In the chapter co-written by Hassan Javid and Mariam Mufti, candidate-party linkages are mapped through the prism of the party heavyweight, the party worker, the aspirational candidate and the independent electable. The other question this chapter addresses is why candidates show loyalty to political parties despite having independent vote banks and control of resources.
In ‘Women in Electoral Politics: An Account of Exclusion’, Sarah Khan takes a less-discussed view that the much-appreciated reserved seats for women only work as a “safety valve” to show up numbers, but are not effective in women’s entry in direct politics “beyond minimums.” Even the recent five percent candidate quota has been used to merely check the box, as women candidates were fielded from uncompetitive constituencies. Mohsin Ali wonders whether it is personal gain, programmatic efficiency or electoral patronage political parties operate by cultivating the bureaucracy.
It was the ace sociologist Hamza Alavi who, many decades ago, wrote about political parties being manipulated by the military and the indirect intervention of the military. The idea is also touched upon in this book; Siddiqa, as well as some other contributors, writes about the military’s indirect intervention in governance when it is not in power.
The theme of “arbiter” is also examined. In ‘The Kingmaker: Pakistan’s Military and Political Parties’, Siddiqa labels the military as the “arbiter” without whose support no political party can gain power. Meanwhile, Kureshi marks the judiciary as being the “arbiter” as it redefines the tussles between the military and political parties. The judiciary has not resolved the “institutional dissonance” between political parties and the military. In the three respective visions of praetorian democracy, judicial democracy and parliamentary democracy, there is continuing tension and it leads to instability.

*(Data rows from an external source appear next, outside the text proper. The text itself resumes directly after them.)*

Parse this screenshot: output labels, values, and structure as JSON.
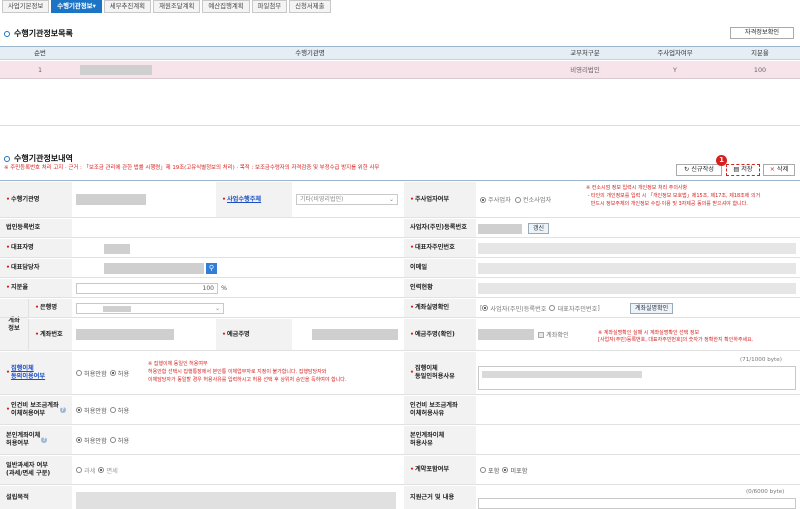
{
  "tabs": [
    "사업기본정보",
    "수행기관정보",
    "세부추진계획",
    "재원조달계획",
    "예산집행계획",
    "파일첨부",
    "신청서제출"
  ],
  "active_tab_suffix": "▾",
  "list": {
    "title": "수행기관정보목록",
    "right_button": "자격정보확인",
    "headers": [
      "순번",
      "수행기관명",
      "교부처구분",
      "주사업자여부",
      "지분율"
    ],
    "rows": [
      {
        "no": "1",
        "type": "비영리법인",
        "main": "Y",
        "share": "100"
      }
    ]
  },
  "detail": {
    "title": "수행기관정보내역",
    "subtitle": "※ 주민등록번호 처리 고지 · 근거 : 「보조금 관리에 관한 법률 시행령」제 19조(고유식별정보의 처리) · 목적 : 보조금수령자의 자격검증 및 부정수급 방지를 위한 사무",
    "buttons": {
      "new": "신규작성",
      "save": "저장",
      "delete": "삭제"
    },
    "marker": "1"
  },
  "form": {
    "org_name": "수행기관명",
    "biz_type_link": "사업수행주체",
    "biz_type_select": "기타(비영리법인)",
    "main_biz": "주사업자여부",
    "main_biz_opt1": "주사업자",
    "main_biz_opt2": "컨소사업자",
    "main_biz_note": "※ 컨소시엄 정보 입력시 개인정보 처리 주의사항\n - 타인의 개인정보를 입력 시 「개인정보 보호법」제15조, 제17조, 제18조에 의거\n   반드시 정보주체의 개인정보 수집·이용 및 3자제공 동의를 받으셔야 합니다.",
    "corp_no": "법인등록번호",
    "biz_no": "사업자(주민)등록번호",
    "verify_btn": "갱신",
    "ceo": "대표자명",
    "ceo_id": "대표자주민번호",
    "manager": "대표담당자",
    "email": "이메일",
    "share": "지분율",
    "share_value": "100",
    "share_unit": "%",
    "staff": "인력현황",
    "account_group": "계좌\n정보",
    "bank": "은행명",
    "account_verify": "계좌실명확인",
    "acct_opt1": "사업자(주민)등록번호",
    "acct_opt2": "대표자주민번호",
    "acct_verify_btn": "계좌실명확인",
    "account_no": "계좌번호",
    "depositor": "예금주명",
    "depositor_check": "예금주명(확인)",
    "acct_confirm": "계좌확인",
    "acct_note": "※ 계좌실명확인 실패 시 계좌실명확인 선택 정보\n[사업자(주민)등록번호, 대표자주민번호]의 숫자가 정확한지 확인하주세요.",
    "exec_allow": "집행이체\n동의이용여부",
    "exec_opt_no": "허용안함",
    "exec_opt_yes": "허용",
    "exec_note": "※ 집행이체 동일인 허용여부\n허용안함 선택시 집행통장에서 본인통 이체업무자로 지정이 불가합니다. 집행담당자와\n이체담당자가 동일할 경우 허용사유를 입력하시고 허용 선택 후 상위처 승인을 득하여야 합니다.",
    "exec_reason": "집행이체\n동일인허용사유",
    "byte_count1": "(71/1000 byte)",
    "labor": "인건비 보조금계좌\n이체허용여부",
    "labor_reason": "인건비 보조금계좌\n이체허용사유",
    "self": "본인계좌이체\n허용여부",
    "self_reason": "본인계좌이체\n허용사유",
    "tax": "일반과세자 여부\n(과세/면세 구분)",
    "tax_opt1": "과세",
    "tax_opt2": "면세",
    "contract": "계약포함여부",
    "contract_opt1": "포함",
    "contract_opt2": "미포함",
    "byte_count2": "(0/6000 byte)",
    "est_purpose": "설립목적",
    "support_basis": "지원근거 및 내용"
  }
}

Clary, in ‘Parties and Foreign Policy in Pakistan’ states that there are high costs for politicians to indulge in setting foreign policy agendas, given the military’s dominance in this area and the patronage concerns of the voters. Behind the scenes, there might be more scope for “policy heterodoxy”, yet political parties have not been able to influence Pakistan’s foreign policy towards India, the United States or Afghanistan. Political parties do have space to drum up hawkish narratives on foreign policy, however, and public opinion is open to being set by the elite consensus.
Waseem, in the conclusion, writes: “The chapters in this volume make clear that the ‘establishment’ — short-hand for the military-bureaucracy nexus — is a permanent feature of the way political parties define their goals and means. Thus Pakistan is an ‘establishmentarian’ democracy. The rise and fall of political parties must be analysed with reference to the establishment, which has been responsible for dominating the political system, manipulating political parties, engineering elections, shaping the media, and controlling all other manifestations of a free democratic order.”

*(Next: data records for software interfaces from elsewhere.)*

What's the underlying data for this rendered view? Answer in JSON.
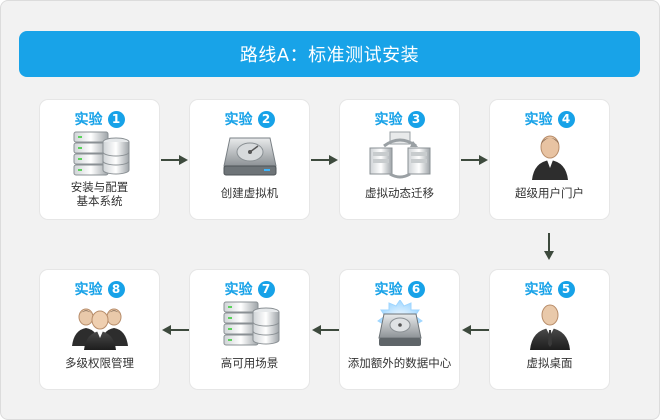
{
  "title": "路线A：标准测试安装",
  "colors": {
    "accent": "#18a3e8",
    "card_bg": "#ffffff",
    "page_bg": "#f2f2f2",
    "arrow": "#3d4a3d"
  },
  "steps": [
    {
      "heading": "实验",
      "number": "1",
      "label_lines": [
        "安装与配置",
        "基本系统"
      ],
      "icon": "database-server-icon"
    },
    {
      "heading": "实验",
      "number": "2",
      "label_lines": [
        "创建虚拟机"
      ],
      "icon": "hard-drive-icon"
    },
    {
      "heading": "实验",
      "number": "3",
      "label_lines": [
        "虚拟动态迁移"
      ],
      "icon": "migration-servers-icon"
    },
    {
      "heading": "实验",
      "number": "4",
      "label_lines": [
        "超级用户门户"
      ],
      "icon": "user-icon"
    },
    {
      "heading": "实验",
      "number": "5",
      "label_lines": [
        "虚拟桌面"
      ],
      "icon": "business-user-icon"
    },
    {
      "heading": "实验",
      "number": "6",
      "label_lines": [
        "添加额外的数据中心"
      ],
      "icon": "datacenter-disk-icon"
    },
    {
      "heading": "实验",
      "number": "7",
      "label_lines": [
        "高可用场景"
      ],
      "icon": "database-server-icon"
    },
    {
      "heading": "实验",
      "number": "8",
      "label_lines": [
        "多级权限管理"
      ],
      "icon": "user-group-icon"
    }
  ]
}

Pakistan’s Political Parties: Surviving Between Dictatorship and Democracy is a useful book indeed, and the mix of contributors — young scholars alongside established names — allows for intriguing approaches. Although one would have liked to see a chapter on the Election Commission of Pakistan — as well as on the parliament — to situate the political parties’ performance through an institutional lens, the book achieves its purpose of mapping Pakistan’s political parties in multi-varied contexts through a heterodox narrative.

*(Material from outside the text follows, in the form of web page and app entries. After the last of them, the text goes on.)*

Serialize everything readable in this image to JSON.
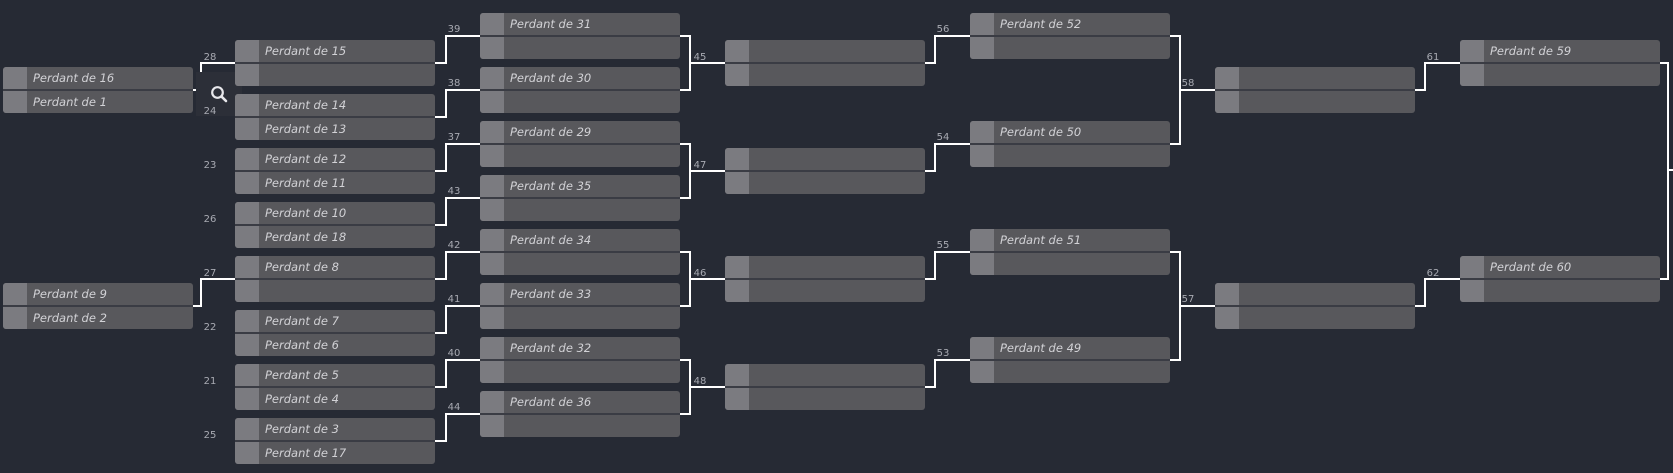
{
  "colors": {
    "background": "#262a34",
    "match_bg": "#58585c",
    "seed_bg": "#7b7b80",
    "text": "#d2d2d6",
    "connector": "#ffffff"
  },
  "search_button": {
    "icon": "search-icon"
  },
  "matches": [
    {
      "id": "m-r0-1",
      "top": "Perdant de 16",
      "bottom": "Perdant de 1"
    },
    {
      "id": "m-r0-2",
      "top": "Perdant de 9",
      "bottom": "Perdant de 2"
    },
    {
      "id": "28",
      "top": "Perdant de 15",
      "bottom": ""
    },
    {
      "id": "24",
      "top": "Perdant de 14",
      "bottom": "Perdant de 13"
    },
    {
      "id": "23",
      "top": "Perdant de 12",
      "bottom": "Perdant de 11"
    },
    {
      "id": "26",
      "top": "Perdant de 10",
      "bottom": "Perdant de 18"
    },
    {
      "id": "27",
      "top": "Perdant de 8",
      "bottom": ""
    },
    {
      "id": "22",
      "top": "Perdant de 7",
      "bottom": "Perdant de 6"
    },
    {
      "id": "21",
      "top": "Perdant de 5",
      "bottom": "Perdant de 4"
    },
    {
      "id": "25",
      "top": "Perdant de 3",
      "bottom": "Perdant de 17"
    },
    {
      "id": "39",
      "top": "Perdant de 31",
      "bottom": ""
    },
    {
      "id": "38",
      "top": "Perdant de 30",
      "bottom": ""
    },
    {
      "id": "37",
      "top": "Perdant de 29",
      "bottom": ""
    },
    {
      "id": "43",
      "top": "Perdant de 35",
      "bottom": ""
    },
    {
      "id": "42",
      "top": "Perdant de 34",
      "bottom": ""
    },
    {
      "id": "41",
      "top": "Perdant de 33",
      "bottom": ""
    },
    {
      "id": "40",
      "top": "Perdant de 32",
      "bottom": ""
    },
    {
      "id": "44",
      "top": "Perdant de 36",
      "bottom": ""
    },
    {
      "id": "45",
      "top": "",
      "bottom": ""
    },
    {
      "id": "47",
      "top": "",
      "bottom": ""
    },
    {
      "id": "46",
      "top": "",
      "bottom": ""
    },
    {
      "id": "48",
      "top": "",
      "bottom": ""
    },
    {
      "id": "56",
      "top": "Perdant de 52",
      "bottom": ""
    },
    {
      "id": "54",
      "top": "Perdant de 50",
      "bottom": ""
    },
    {
      "id": "55",
      "top": "Perdant de 51",
      "bottom": ""
    },
    {
      "id": "53",
      "top": "Perdant de 49",
      "bottom": ""
    },
    {
      "id": "58",
      "top": "",
      "bottom": ""
    },
    {
      "id": "57",
      "top": "",
      "bottom": ""
    },
    {
      "id": "61",
      "top": "Perdant de 59",
      "bottom": ""
    },
    {
      "id": "62",
      "top": "Perdant de 60",
      "bottom": ""
    }
  ],
  "labels": {
    "n28": "28",
    "n24": "24",
    "n23": "23",
    "n26": "26",
    "n27": "27",
    "n22": "22",
    "n21": "21",
    "n25": "25",
    "n39": "39",
    "n38": "38",
    "n37": "37",
    "n43": "43",
    "n42": "42",
    "n41": "41",
    "n40": "40",
    "n44": "44",
    "n45": "45",
    "n47": "47",
    "n46": "46",
    "n48": "48",
    "n56": "56",
    "n54": "54",
    "n55": "55",
    "n53": "53",
    "n58": "58",
    "n57": "57",
    "n61": "61",
    "n62": "62"
  }
}
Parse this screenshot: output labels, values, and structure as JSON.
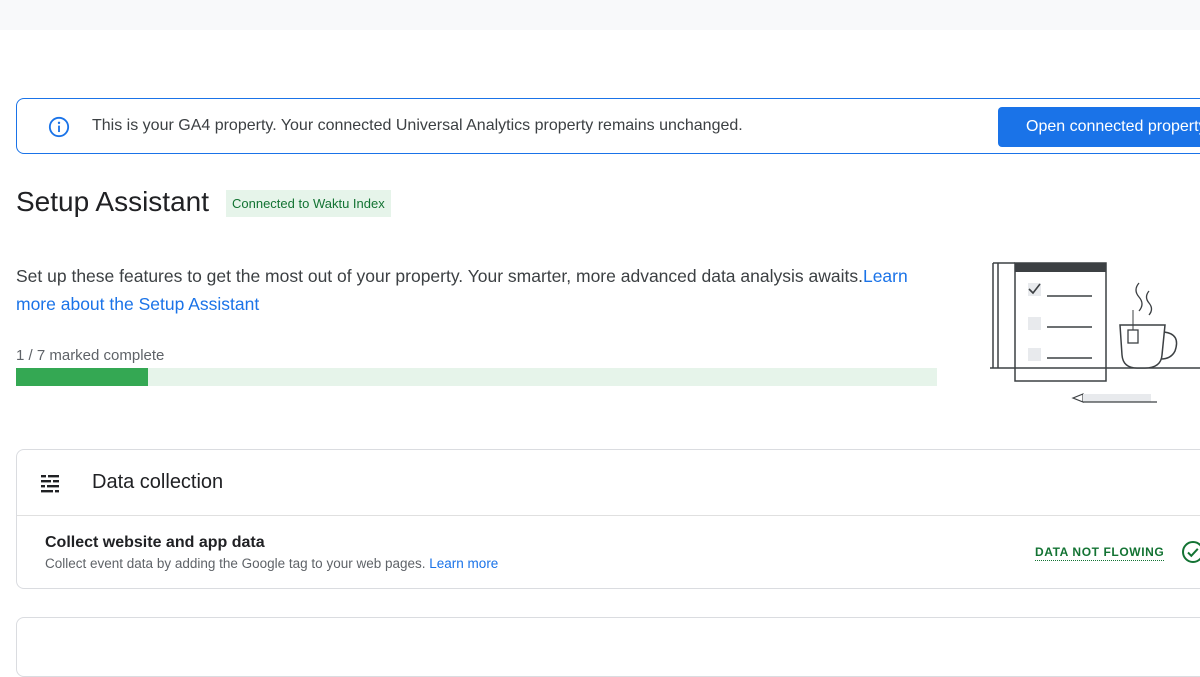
{
  "banner": {
    "message": "This is your GA4 property. Your connected Universal Analytics property remains unchanged.",
    "button_label": "Open connected property"
  },
  "page": {
    "title": "Setup Assistant",
    "connection_chip": "Connected to Waktu Index"
  },
  "intro": {
    "text": "Set up these features to get the most out of your property. Your smarter, more advanced data analysis awaits.",
    "link_label": "Learn more about the Setup Assistant"
  },
  "progress": {
    "label": "1 / 7 marked complete",
    "completed": 1,
    "total": 7
  },
  "data_collection": {
    "section_title": "Data collection",
    "task_title": "Collect website and app data",
    "task_description": "Collect event data by adding the Google tag to your web pages.",
    "task_link": "Learn more",
    "status_label": "DATA NOT FLOWING"
  },
  "colors": {
    "accent": "#1a73e8",
    "success": "#137333",
    "progress_fill": "#34a853",
    "progress_track": "#e6f4ea"
  },
  "icons": [
    "info-icon",
    "data-collection-icon",
    "check-circle-icon",
    "setup-illustration"
  ]
}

The reviewer is an Islamabad-based social scientist. She can be contacted at email@example.com
Pakistan’s Political Parties: Surviving Between Dictatorship and Democracy
Edited by Mariam Mufti, Sahar Shafqat and Niloufer Siddiqui
Published in Dawn, Books & Authors, May 16th, 2021